- Description of the task
Tally the lines in the data that follows that include the word "examined", and report nothing but the total.
++++ Listed entries
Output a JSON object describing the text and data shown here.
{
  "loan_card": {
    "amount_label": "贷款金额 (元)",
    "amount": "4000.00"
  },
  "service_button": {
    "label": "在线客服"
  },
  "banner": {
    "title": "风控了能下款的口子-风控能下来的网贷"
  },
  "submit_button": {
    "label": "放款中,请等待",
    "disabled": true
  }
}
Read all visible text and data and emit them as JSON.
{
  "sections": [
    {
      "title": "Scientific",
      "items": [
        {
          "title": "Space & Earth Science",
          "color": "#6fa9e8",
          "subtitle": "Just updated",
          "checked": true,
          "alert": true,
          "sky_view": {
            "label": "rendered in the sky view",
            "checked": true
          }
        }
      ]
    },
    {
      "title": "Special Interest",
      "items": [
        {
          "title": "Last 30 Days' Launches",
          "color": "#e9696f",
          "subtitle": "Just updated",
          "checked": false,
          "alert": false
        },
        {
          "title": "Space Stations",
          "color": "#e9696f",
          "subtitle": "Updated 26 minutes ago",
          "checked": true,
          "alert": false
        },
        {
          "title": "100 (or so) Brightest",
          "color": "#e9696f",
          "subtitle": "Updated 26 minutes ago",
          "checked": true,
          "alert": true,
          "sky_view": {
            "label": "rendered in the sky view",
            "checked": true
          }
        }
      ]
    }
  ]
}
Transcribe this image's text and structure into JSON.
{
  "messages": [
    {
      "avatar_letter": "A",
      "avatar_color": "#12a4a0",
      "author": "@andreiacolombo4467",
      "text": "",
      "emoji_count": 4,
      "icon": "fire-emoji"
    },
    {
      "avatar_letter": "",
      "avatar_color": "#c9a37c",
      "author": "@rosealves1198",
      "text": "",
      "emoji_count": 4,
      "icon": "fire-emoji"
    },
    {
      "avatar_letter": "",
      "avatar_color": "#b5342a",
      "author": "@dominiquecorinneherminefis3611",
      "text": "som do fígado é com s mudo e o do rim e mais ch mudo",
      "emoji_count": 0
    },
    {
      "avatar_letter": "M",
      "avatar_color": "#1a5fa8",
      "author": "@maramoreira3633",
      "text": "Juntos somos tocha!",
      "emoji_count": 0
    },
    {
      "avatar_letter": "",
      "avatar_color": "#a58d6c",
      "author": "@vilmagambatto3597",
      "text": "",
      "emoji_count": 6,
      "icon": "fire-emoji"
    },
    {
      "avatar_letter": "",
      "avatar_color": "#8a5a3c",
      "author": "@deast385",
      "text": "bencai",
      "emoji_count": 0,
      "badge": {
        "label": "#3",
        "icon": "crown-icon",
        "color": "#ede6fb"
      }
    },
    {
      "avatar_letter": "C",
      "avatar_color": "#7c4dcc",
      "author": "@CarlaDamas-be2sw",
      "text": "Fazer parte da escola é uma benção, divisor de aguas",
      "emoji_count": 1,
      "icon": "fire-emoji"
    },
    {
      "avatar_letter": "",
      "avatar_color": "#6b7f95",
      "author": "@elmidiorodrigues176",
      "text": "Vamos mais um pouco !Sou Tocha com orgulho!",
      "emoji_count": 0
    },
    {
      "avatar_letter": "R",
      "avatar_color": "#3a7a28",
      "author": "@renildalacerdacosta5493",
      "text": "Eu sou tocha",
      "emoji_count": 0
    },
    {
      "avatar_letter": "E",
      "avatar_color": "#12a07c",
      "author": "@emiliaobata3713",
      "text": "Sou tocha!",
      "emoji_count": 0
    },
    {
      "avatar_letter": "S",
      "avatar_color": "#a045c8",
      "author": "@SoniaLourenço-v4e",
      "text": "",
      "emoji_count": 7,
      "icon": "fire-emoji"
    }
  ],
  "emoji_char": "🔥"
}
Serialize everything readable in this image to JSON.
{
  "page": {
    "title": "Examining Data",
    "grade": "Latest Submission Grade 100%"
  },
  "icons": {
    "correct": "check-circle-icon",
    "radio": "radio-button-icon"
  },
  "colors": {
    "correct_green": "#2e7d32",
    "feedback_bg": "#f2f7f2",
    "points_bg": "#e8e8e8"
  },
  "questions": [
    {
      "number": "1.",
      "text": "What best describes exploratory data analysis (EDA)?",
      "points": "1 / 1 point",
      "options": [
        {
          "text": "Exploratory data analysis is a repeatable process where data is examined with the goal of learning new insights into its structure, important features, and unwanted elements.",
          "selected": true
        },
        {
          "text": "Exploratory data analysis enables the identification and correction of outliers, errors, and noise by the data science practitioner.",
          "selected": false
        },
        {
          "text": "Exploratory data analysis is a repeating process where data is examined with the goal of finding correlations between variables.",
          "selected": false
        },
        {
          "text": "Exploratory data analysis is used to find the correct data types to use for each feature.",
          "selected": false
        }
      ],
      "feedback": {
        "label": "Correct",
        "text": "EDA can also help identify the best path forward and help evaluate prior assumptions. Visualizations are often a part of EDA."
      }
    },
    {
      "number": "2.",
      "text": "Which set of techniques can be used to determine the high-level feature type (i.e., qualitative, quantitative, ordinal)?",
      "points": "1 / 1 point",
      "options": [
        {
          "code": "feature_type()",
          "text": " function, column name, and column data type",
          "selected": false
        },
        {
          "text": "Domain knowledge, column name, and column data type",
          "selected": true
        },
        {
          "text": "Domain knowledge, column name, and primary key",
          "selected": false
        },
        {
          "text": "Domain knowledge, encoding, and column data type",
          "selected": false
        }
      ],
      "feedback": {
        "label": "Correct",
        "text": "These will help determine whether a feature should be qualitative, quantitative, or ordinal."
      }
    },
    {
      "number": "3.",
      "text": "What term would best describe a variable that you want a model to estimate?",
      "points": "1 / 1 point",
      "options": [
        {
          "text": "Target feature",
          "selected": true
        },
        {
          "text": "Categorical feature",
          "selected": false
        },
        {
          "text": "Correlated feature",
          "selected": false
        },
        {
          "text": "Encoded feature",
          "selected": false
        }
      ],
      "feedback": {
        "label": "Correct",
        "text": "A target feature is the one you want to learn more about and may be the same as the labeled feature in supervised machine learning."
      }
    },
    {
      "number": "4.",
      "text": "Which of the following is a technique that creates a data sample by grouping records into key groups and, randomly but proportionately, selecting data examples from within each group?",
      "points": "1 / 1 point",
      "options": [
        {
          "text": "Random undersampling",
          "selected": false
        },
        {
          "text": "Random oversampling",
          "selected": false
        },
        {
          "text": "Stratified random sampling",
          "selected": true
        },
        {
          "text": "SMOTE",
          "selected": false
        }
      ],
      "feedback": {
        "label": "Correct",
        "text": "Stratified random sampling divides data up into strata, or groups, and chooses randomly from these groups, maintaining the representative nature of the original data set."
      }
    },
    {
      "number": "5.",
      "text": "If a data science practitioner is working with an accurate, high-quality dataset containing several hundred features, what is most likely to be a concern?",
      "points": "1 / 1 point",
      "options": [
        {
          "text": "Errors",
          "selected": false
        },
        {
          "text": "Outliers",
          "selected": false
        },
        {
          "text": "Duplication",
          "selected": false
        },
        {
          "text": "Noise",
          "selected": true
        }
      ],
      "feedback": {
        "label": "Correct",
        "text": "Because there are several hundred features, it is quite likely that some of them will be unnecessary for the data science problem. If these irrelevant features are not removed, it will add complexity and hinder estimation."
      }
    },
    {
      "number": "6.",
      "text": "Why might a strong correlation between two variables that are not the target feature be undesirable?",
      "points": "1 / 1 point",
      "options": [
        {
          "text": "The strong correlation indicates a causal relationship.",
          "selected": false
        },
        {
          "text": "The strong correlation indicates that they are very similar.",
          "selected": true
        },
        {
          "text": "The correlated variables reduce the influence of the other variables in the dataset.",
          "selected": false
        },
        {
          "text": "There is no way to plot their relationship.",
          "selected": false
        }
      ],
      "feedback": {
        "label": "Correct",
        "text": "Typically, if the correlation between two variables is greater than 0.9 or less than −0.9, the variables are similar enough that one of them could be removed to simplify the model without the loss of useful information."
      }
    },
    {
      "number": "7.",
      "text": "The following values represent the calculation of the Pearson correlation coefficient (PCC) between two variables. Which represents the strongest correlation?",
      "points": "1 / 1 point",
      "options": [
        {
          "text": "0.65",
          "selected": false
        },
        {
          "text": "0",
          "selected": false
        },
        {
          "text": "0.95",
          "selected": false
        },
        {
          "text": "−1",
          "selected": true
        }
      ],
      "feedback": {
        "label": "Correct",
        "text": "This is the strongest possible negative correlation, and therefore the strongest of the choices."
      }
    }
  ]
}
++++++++
- Answer to this task
2